I personally suffer from both misophonia and misokinesia and never knew that the two were connected. The first time I linked the two together was when I found out that the mother of an acquaintance of mine is “weirdly bothered” by certain repeated motions and I asked if she’s also bothered by sounds. My mind was blown when the answer was yes even though now I wonder how I wasn’t able to connect the two conditions before. This connection might tell us something about the mechanisms of misophonia and misokinesia in the brain and body, but I’ll leave that one for the neuroscientists and others to figure out.

How are misophonia and misokinesia treated?

Since we don’t know for sure what causes misophonia and misokinesia, there is no magic cure or treatment to them. Some try tinnitus retraining therapy or cognitive behavioural therapy, but in most cases people with misophonia and misokinesia just have to learn to cope. Background noises (music, TV, white noise etc.) can be a big help for example. Earplugs or headphones are also something of a must for a person suffering from misophonia.
As I’ve grown, I’ve learned to live with misophonia and misokinesia and can endure certain situations much better than I used to. Here are some of the survival tips I’ve taught myself over the years:

• Use noise cancelling earbuds/headphones rather than regular ones
• Always remember to take earbuds/headphones with you when leaving the house
• Listening to music or white noise on noise cancelling earbuds usually blocks snoring better than earplugs
• Avoid a visual trigger in public transportation by closing your eyes during the journey
• Choose your seat in places such as classrooms or public transportation so that you can block visual triggers if needed
• Eating something yourself can help endure another person’s loud eating or gum chewing. For example sucking on a mint or a cough drop during class or workday sometimes works
• A white noise maker or app can be a very helpful in creating a background noise at home
• If white noise sounds too harsh to you, try brown noise instead

The most important thing I’ve learned, however, is to stop being self-conscious about using coping methods in public. I haven’t had to leave a film in the middle of it in a long time because nowadays I don’t feel too awkward to put on my noise cancelling earbuds in the theatre if needed. The earbuds block out the sound of people eating around me, but I can still hear the film. If strangers think I’m weird for doing it, let them think so. This goes for many other situations, as well. Also, find methods that work for you. I happen to be more comfortable with earbuds than earplugs so I rely on those, but it’s different for others.

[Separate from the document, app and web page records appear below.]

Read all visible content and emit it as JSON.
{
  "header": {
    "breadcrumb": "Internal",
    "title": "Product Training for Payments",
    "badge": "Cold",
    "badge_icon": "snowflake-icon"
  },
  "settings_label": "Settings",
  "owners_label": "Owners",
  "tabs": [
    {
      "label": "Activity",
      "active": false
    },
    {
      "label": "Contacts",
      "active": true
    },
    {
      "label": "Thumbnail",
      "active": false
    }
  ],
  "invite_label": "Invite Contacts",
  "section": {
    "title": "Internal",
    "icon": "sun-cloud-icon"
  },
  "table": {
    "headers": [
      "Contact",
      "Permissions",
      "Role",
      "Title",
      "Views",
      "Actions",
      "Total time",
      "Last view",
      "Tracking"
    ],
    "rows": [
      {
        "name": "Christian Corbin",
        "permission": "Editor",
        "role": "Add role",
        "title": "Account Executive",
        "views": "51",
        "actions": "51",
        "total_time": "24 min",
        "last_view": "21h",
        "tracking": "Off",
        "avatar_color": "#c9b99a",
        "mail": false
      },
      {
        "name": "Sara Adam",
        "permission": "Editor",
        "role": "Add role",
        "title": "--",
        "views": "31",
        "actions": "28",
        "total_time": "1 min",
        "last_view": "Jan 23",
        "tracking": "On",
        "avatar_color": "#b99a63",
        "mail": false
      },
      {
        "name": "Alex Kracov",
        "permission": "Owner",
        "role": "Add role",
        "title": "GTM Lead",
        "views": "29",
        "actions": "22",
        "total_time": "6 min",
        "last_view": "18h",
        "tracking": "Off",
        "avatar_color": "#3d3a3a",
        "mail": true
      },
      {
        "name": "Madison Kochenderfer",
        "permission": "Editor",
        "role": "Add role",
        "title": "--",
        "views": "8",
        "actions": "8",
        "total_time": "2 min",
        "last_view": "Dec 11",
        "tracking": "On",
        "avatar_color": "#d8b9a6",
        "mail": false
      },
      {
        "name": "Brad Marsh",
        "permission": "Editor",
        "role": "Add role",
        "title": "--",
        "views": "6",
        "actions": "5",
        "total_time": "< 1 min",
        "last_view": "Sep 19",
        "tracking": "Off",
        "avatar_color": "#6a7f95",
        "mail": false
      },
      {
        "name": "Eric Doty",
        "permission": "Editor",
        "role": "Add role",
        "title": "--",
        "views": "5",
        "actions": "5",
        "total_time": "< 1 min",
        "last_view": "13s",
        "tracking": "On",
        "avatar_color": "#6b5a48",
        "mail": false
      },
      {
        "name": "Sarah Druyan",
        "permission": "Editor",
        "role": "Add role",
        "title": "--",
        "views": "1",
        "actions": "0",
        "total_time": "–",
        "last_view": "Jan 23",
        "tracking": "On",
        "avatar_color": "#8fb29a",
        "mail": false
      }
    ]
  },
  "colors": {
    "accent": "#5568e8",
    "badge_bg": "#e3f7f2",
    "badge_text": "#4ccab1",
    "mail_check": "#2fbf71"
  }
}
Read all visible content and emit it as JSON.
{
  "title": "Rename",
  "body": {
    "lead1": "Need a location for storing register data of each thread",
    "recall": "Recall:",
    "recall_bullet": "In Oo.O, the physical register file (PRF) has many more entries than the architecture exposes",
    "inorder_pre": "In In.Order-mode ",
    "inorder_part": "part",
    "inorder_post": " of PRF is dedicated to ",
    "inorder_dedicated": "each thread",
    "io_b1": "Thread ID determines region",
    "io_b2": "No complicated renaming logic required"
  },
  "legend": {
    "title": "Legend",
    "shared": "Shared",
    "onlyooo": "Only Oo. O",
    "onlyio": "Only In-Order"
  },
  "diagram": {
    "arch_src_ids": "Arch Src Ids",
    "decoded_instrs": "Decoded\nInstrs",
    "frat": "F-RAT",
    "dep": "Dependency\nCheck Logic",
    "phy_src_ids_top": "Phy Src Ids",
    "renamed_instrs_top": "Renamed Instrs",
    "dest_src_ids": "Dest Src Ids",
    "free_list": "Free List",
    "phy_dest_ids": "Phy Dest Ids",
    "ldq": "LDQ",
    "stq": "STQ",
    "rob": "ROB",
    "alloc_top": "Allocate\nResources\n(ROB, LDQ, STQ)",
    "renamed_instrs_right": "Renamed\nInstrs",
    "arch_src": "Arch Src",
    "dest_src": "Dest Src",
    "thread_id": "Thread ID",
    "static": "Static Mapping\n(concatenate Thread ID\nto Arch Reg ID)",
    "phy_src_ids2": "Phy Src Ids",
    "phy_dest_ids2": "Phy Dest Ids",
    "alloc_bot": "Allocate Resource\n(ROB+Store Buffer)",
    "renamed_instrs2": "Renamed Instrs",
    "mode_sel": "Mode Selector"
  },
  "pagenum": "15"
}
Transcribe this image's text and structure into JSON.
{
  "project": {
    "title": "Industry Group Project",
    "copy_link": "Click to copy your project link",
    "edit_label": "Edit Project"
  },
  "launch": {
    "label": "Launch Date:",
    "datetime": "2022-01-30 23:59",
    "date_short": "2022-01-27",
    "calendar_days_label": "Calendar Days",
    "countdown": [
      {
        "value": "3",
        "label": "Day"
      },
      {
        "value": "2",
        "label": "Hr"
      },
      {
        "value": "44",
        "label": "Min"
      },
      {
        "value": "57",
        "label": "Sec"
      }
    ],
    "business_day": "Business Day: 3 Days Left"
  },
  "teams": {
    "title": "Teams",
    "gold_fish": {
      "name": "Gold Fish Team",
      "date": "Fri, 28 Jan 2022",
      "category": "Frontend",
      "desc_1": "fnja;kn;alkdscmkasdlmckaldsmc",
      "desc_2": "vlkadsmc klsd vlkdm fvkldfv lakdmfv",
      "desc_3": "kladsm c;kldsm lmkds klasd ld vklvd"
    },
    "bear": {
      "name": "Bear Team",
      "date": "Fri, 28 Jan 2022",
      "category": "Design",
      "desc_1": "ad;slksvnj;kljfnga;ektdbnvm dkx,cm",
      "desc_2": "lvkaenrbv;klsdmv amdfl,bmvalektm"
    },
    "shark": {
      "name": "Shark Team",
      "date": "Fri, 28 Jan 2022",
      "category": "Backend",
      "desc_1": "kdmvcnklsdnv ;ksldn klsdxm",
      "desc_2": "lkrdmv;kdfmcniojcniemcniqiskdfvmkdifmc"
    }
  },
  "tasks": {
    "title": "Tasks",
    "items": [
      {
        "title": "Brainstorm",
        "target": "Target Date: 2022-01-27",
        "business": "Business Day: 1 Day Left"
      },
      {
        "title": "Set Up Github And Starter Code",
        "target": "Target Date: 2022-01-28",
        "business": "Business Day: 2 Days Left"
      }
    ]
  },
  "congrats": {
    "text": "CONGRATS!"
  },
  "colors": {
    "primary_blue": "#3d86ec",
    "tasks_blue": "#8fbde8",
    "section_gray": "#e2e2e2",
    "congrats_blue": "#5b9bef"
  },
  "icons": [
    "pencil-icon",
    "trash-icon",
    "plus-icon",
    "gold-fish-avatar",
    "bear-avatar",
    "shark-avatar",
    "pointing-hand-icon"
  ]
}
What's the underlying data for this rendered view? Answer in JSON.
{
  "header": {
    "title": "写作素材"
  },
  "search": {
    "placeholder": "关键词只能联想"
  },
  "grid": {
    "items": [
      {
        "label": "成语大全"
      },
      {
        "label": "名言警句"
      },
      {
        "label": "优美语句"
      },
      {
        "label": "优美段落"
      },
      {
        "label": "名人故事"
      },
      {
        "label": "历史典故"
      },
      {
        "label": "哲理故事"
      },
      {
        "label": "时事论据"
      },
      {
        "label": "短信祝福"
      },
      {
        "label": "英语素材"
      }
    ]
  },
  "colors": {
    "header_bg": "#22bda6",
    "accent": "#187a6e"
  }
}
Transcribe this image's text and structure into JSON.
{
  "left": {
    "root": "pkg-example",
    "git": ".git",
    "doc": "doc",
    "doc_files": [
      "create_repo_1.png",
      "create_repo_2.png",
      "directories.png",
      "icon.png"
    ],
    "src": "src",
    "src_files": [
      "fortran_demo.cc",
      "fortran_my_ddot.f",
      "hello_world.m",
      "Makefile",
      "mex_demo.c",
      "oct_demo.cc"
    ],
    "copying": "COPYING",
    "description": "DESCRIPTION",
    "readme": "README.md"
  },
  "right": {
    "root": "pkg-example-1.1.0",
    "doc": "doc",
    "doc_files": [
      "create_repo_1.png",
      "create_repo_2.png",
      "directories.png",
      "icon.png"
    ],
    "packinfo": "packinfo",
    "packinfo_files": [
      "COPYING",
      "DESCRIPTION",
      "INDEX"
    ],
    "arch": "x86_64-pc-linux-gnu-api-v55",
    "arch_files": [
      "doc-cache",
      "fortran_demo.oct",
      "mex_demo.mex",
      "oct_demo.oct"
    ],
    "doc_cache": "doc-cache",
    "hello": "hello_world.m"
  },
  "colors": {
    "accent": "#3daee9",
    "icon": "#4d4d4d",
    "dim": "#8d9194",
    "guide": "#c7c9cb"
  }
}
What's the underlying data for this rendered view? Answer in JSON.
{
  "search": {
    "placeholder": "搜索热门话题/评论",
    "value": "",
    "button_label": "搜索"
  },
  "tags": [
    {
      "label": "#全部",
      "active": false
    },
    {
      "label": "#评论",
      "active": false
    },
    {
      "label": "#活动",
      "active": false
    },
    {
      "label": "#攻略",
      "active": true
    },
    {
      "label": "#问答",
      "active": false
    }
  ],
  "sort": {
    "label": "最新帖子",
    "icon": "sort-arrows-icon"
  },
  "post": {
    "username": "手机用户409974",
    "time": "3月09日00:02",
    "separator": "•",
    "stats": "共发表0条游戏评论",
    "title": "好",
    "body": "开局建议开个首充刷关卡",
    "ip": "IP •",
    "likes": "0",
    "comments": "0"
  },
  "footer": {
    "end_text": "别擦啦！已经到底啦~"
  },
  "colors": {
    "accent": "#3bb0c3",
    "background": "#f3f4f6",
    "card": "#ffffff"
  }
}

Telling other people about your condition should also be a fairly important coping method, but it’s not always easy. My oldest friends know that I’m bothered by certain noises and motions, but a “sorry you wiggling your toes is giving me a panic attack” sounds so insane that I generally just try to manage when I’m with other people. But maybe in the future more people will be aware of misophonia and misokinesia and we don’t have to feel as crazy as we now do.

If you or someone you know suffers from misophonia or misokinesia, there are a lot of helpful resources online these days. Check out misophonia.com and Facebook’s support groups, for example. Honestly, seeing people rage about all these little noises without anyone there to tell them to just ignore it is so validating. There is also a documentary on misophonia called Quiet Please… which can be a good introduction for anyone interested in learning more about this condition.




Hanna Ojala